-- Opening Marker --

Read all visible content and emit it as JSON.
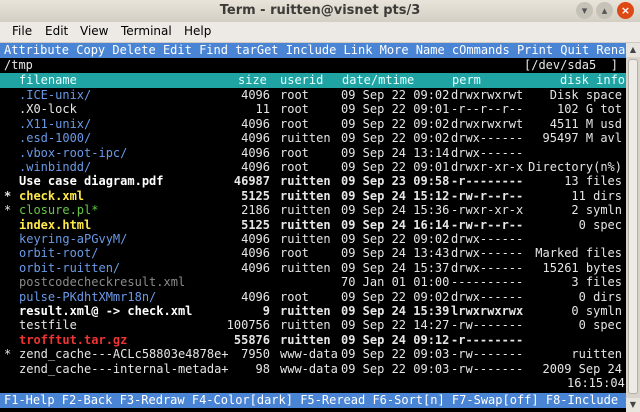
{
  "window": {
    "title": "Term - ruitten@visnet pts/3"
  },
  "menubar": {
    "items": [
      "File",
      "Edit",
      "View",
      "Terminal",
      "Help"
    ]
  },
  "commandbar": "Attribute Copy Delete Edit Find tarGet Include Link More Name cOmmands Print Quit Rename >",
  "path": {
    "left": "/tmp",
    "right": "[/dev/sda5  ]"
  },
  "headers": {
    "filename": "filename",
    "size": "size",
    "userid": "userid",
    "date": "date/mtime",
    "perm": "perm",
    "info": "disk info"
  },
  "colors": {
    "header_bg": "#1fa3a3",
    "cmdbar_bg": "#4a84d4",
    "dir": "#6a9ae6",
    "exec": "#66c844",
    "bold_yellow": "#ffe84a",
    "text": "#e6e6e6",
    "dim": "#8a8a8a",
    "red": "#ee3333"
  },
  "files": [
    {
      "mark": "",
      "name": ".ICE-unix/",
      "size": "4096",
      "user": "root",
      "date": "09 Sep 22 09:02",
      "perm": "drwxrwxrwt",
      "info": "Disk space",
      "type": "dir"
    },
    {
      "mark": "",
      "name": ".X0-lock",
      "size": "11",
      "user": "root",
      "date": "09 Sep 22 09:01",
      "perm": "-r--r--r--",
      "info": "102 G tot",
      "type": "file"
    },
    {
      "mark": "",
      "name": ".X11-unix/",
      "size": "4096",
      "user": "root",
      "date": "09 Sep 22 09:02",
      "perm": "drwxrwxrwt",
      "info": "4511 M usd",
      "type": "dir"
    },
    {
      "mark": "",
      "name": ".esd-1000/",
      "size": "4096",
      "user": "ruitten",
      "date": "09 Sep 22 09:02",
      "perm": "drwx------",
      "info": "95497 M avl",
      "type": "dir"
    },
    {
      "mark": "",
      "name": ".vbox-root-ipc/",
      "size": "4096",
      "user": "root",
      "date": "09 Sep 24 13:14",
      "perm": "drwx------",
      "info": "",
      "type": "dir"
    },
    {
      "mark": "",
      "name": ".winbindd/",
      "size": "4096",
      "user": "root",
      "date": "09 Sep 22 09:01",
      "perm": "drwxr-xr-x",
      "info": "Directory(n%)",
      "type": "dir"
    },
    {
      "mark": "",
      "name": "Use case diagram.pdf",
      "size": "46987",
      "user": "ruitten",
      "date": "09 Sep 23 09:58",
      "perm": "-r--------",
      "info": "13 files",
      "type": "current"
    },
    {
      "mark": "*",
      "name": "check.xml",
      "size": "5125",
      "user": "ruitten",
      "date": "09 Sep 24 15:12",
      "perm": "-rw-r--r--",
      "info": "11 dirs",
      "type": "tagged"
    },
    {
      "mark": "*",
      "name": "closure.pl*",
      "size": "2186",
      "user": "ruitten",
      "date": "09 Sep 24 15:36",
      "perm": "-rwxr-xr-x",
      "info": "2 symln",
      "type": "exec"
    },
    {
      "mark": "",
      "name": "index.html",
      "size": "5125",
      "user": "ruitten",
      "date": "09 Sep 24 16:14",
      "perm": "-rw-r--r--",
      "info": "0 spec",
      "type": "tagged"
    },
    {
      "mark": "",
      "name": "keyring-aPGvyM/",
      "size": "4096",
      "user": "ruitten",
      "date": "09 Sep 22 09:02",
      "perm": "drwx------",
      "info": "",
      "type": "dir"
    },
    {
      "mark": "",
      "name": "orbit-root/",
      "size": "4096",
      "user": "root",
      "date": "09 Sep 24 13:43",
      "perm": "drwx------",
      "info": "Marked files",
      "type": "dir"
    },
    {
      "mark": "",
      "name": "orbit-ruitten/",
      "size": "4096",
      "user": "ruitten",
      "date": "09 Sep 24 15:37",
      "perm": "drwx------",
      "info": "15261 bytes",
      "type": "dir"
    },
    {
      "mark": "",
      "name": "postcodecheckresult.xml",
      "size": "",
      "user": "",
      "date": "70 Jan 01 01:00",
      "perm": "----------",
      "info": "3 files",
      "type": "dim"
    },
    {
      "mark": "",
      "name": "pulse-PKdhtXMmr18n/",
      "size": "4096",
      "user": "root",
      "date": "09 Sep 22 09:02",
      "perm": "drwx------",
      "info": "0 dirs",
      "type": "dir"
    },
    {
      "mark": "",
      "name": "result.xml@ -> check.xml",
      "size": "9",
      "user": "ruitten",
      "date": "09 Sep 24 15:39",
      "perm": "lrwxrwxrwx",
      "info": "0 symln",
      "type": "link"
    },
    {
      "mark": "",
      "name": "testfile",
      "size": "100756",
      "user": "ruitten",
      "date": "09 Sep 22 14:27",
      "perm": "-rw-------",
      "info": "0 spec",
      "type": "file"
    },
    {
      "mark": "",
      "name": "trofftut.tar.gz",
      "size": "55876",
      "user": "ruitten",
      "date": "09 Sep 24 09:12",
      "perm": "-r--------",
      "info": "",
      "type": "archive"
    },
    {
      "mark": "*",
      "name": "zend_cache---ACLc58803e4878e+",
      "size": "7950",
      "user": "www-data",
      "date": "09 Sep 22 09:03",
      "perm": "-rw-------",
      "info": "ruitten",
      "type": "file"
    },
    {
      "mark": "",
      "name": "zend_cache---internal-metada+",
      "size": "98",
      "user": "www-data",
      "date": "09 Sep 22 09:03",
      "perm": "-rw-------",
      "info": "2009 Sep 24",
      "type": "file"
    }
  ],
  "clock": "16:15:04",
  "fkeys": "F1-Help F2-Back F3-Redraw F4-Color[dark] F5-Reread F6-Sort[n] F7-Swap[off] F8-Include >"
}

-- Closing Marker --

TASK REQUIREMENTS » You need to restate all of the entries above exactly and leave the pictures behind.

EXERCISE OUTPUT »
Read all visible content and emit it as JSON.
{
  "window": {
    "title": "Term - ruitten@visnet pts/3"
  },
  "menubar": {
    "items": [
      "File",
      "Edit",
      "View",
      "Terminal",
      "Help"
    ]
  },
  "commandbar": "Attribute Copy Delete Edit Find tarGet Include Link More Name cOmmands Print Quit Rename >",
  "path": {
    "left": "/tmp",
    "right": "[/dev/sda5  ]"
  },
  "headers": {
    "filename": "filename",
    "size": "size",
    "userid": "userid",
    "date": "date/mtime",
    "perm": "perm",
    "info": "disk info"
  },
  "colors": {
    "header_bg": "#1fa3a3",
    "cmdbar_bg": "#4a84d4",
    "dir": "#6a9ae6",
    "exec": "#66c844",
    "bold_yellow": "#ffe84a",
    "text": "#e6e6e6",
    "dim": "#8a8a8a",
    "red": "#ee3333"
  },
  "files": [
    {
      "mark": "",
      "name": ".ICE-unix/",
      "size": "4096",
      "user": "root",
      "date": "09 Sep 22 09:02",
      "perm": "drwxrwxrwt",
      "info": "Disk space",
      "type": "dir"
    },
    {
      "mark": "",
      "name": ".X0-lock",
      "size": "11",
      "user": "root",
      "date": "09 Sep 22 09:01",
      "perm": "-r--r--r--",
      "info": "102 G tot",
      "type": "file"
    },
    {
      "mark": "",
      "name": ".X11-unix/",
      "size": "4096",
      "user": "root",
      "date": "09 Sep 22 09:02",
      "perm": "drwxrwxrwt",
      "info": "4511 M usd",
      "type": "dir"
    },
    {
      "mark": "",
      "name": ".esd-1000/",
      "size": "4096",
      "user": "ruitten",
      "date": "09 Sep 22 09:02",
      "perm": "drwx------",
      "info": "95497 M avl",
      "type": "dir"
    },
    {
      "mark": "",
      "name": ".vbox-root-ipc/",
      "size": "4096",
      "user": "root",
      "date": "09 Sep 24 13:14",
      "perm": "drwx------",
      "info": "",
      "type": "dir"
    },
    {
      "mark": "",
      "name": ".winbindd/",
      "size": "4096",
      "user": "root",
      "date": "09 Sep 22 09:01",
      "perm": "drwxr-xr-x",
      "info": "Directory(n%)",
      "type": "dir"
    },
    {
      "mark": "",
      "name": "Use case diagram.pdf",
      "size": "46987",
      "user": "ruitten",
      "date": "09 Sep 23 09:58",
      "perm": "-r--------",
      "info": "13 files",
      "type": "current"
    },
    {
      "mark": "*",
      "name": "check.xml",
      "size": "5125",
      "user": "ruitten",
      "date": "09 Sep 24 15:12",
      "perm": "-rw-r--r--",
      "info": "11 dirs",
      "type": "tagged"
    },
    {
      "mark": "*",
      "name": "closure.pl*",
      "size": "2186",
      "user": "ruitten",
      "date": "09 Sep 24 15:36",
      "perm": "-rwxr-xr-x",
      "info": "2 symln",
      "type": "exec"
    },
    {
      "mark": "",
      "name": "index.html",
      "size": "5125",
      "user": "ruitten",
      "date": "09 Sep 24 16:14",
      "perm": "-rw-r--r--",
      "info": "0 spec",
      "type": "tagged"
    },
    {
      "mark": "",
      "name": "keyring-aPGvyM/",
      "size": "4096",
      "user": "ruitten",
      "date": "09 Sep 22 09:02",
      "perm": "drwx------",
      "info": "",
      "type": "dir"
    },
    {
      "mark": "",
      "name": "orbit-root/",
      "size": "4096",
      "user": "root",
      "date": "09 Sep 24 13:43",
      "perm": "drwx------",
      "info": "Marked files",
      "type": "dir"
    },
    {
      "mark": "",
      "name": "orbit-ruitten/",
      "size": "4096",
      "user": "ruitten",
      "date": "09 Sep 24 15:37",
      "perm": "drwx------",
      "info": "15261 bytes",
      "type": "dir"
    },
    {
      "mark": "",
      "name": "postcodecheckresult.xml",
      "size": "",
      "user": "",
      "date": "70 Jan 01 01:00",
      "perm": "----------",
      "info": "3 files",
      "type": "dim"
    },
    {
      "mark": "",
      "name": "pulse-PKdhtXMmr18n/",
      "size": "4096",
      "user": "root",
      "date": "09 Sep 22 09:02",
      "perm": "drwx------",
      "info": "0 dirs",
      "type": "dir"
    },
    {
      "mark": "",
      "name": "result.xml@ -> check.xml",
      "size": "9",
      "user": "ruitten",
      "date": "09 Sep 24 15:39",
      "perm": "lrwxrwxrwx",
      "info": "0 symln",
      "type": "link"
    },
    {
      "mark": "",
      "name": "testfile",
      "size": "100756",
      "user": "ruitten",
      "date": "09 Sep 22 14:27",
      "perm": "-rw-------",
      "info": "0 spec",
      "type": "file"
    },
    {
      "mark": "",
      "name": "trofftut.tar.gz",
      "size": "55876",
      "user": "ruitten",
      "date": "09 Sep 24 09:12",
      "perm": "-r--------",
      "info": "",
      "type": "archive"
    },
    {
      "mark": "*",
      "name": "zend_cache---ACLc58803e4878e+",
      "size": "7950",
      "user": "www-data",
      "date": "09 Sep 22 09:03",
      "perm": "-rw-------",
      "info": "ruitten",
      "type": "file"
    },
    {
      "mark": "",
      "name": "zend_cache---internal-metada+",
      "size": "98",
      "user": "www-data",
      "date": "09 Sep 22 09:03",
      "perm": "-rw-------",
      "info": "2009 Sep 24",
      "type": "file"
    }
  ],
  "clock": "16:15:04",
  "fkeys": "F1-Help F2-Back F3-Redraw F4-Color[dark] F5-Reread F6-Sort[n] F7-Swap[off] F8-Include >"
}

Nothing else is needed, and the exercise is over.